≡ Menu

Spondylosis Deformans in Dogs… Symptoms, expectations and costs!

If your dog has a back problem, it could be spondylosis deformans or spine or disk degeneration. Spondylosis deforms in dogs is a non-inflammatory disease wherein bone spurs start to grow under the vertebrae, resulting in back problems. And since this isn’t a medical condition most folks are familiar with before having their dog diagnosed with it; we figured we’d take a moment and discuss precisely what spondylosis deformans is so that if your dog has been diagnosed with this condition, you might, gain a better understanding of what to expect.

So, without further ado, let’s dive in!

What exactly is spondylosis deformans?

You may have heard of spondylitis in humans, but it’s essential to understand that this is not the same.
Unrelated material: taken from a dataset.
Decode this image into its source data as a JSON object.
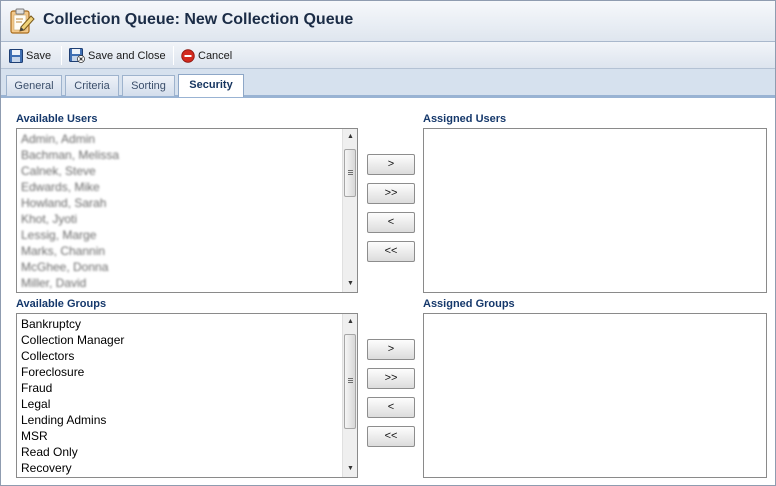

Why? The suffix “itis” means inflammation, and spondylosis deforms is a non-inflammatory back problem. Now that we’ve got that out of the way, bony spurs or osteophytes appear on the edges of the vertebrae, causing spinal cord problems. The exact issues will depend on how many vertebral osteophytes occur and their location.

In many cases, the thoracic vertebrae will be the vertebra most commonly affected. These are the vertebrae that connect above the ribs. That said, it is also possible for bone spurs to appear in the lumbar spine vertebrae – the ones closer to your dog’s hind legs.

Clinical Signs & Symptoms

You may not notice any signs; some dogs live relatively healthy, pain-free lives with spondylosis. Maybe you won’t even know they have it! However, this is not true of all dogs. This disease usually occurs in older dogs, and at that time, it usually causes pain or general discomfort that could make it harder for your dog to walk. Many vets think these vertebral bodies are a secondary problem with other spine issues.

To diagnose your dog…

Your vet will likely need to x-ray your dog’s spine. Some vets might want to do a CT scan or an MRI (magnetic resonance imaging); it depends on your vet. And as we all know, the spinal cord is a sensitive thing. A dog can develop other issues like damage to the nerves that would impact periphery nerves and sensations in the legs.

Treatment of spondylosis deformans in dogs

This disease isn’t often treated. Anti-inflammatory or non-steroidal anti-inflammatory drugs will only help if the vertebral column is getting pinched or another secondary cause needs to be treated. Still, as we stated in the beginning, spondylosis deformans are not an inflammatory disease.

And while…

Some veterinarians may recommend surgery, but there are a lot of things to consider:

  • How old is your dog? Surgery is challenging for older dogs.
  • How much will it improve your dog’s quality of life?

You see, the recovery from surgery may be complex and challenging. We don’t mean to sound pragmatic, but if you suspect your dog only has 1-2 years left, do you think he will be better off with the surgery, or will it just be unnecessary pain?

Some people have found…

Their dogs feel relief with certain kinds of treatment like acupuncture; however, you must do it continuously; once is not enough. Also, imagine getting your dog to sit still while a hundred little needles prick him! Most dogs will need some sedative, which should be considered – is it risky for your dog?

Which brings us to…

We want to remind folks that we at IndulgeYourPet are not doctors, veterinarians, or medical professionals. We are all a bunch of folks passionate about animals and only want what’s best for them. This is why if you feel like your pet may have spondylosis deformans (or any other health issue), you’ll first want to have them checked out by a vet ASAP!

An early diagnosis will often lead to the “best” medical outcome for your pet regardless of what is bothering them, but beyond that, diagnosing a medical condition early could save you a bundle in medical costs!


Since the treatment options are minimal, the costs associated with spondylosis deformans aren’t as high as other medical issues your dog could face. However, as your dog ages, more medical problems will arise, some of which are easily treated…if you’re willing to pay for it. This is also why we here at IndulgeYourPet also recommend that any new pet owner take a moment and see what it might cost for you to purchase a pet insurance policy for your new animal.

Now, will a pet insurance policy be suitable for everyone?

No, probably not. But until you fully understand what these policies “will” and “won’t” cover and how much these pet insurance policies cost, how will you know if one might be right for you?

For more information on who we feel currently offers the “best” pet insurance policies out there, we would encourage you to check out our Best Pet Insurance Policies article.

{ 0 comments… add one }

Leave a Comment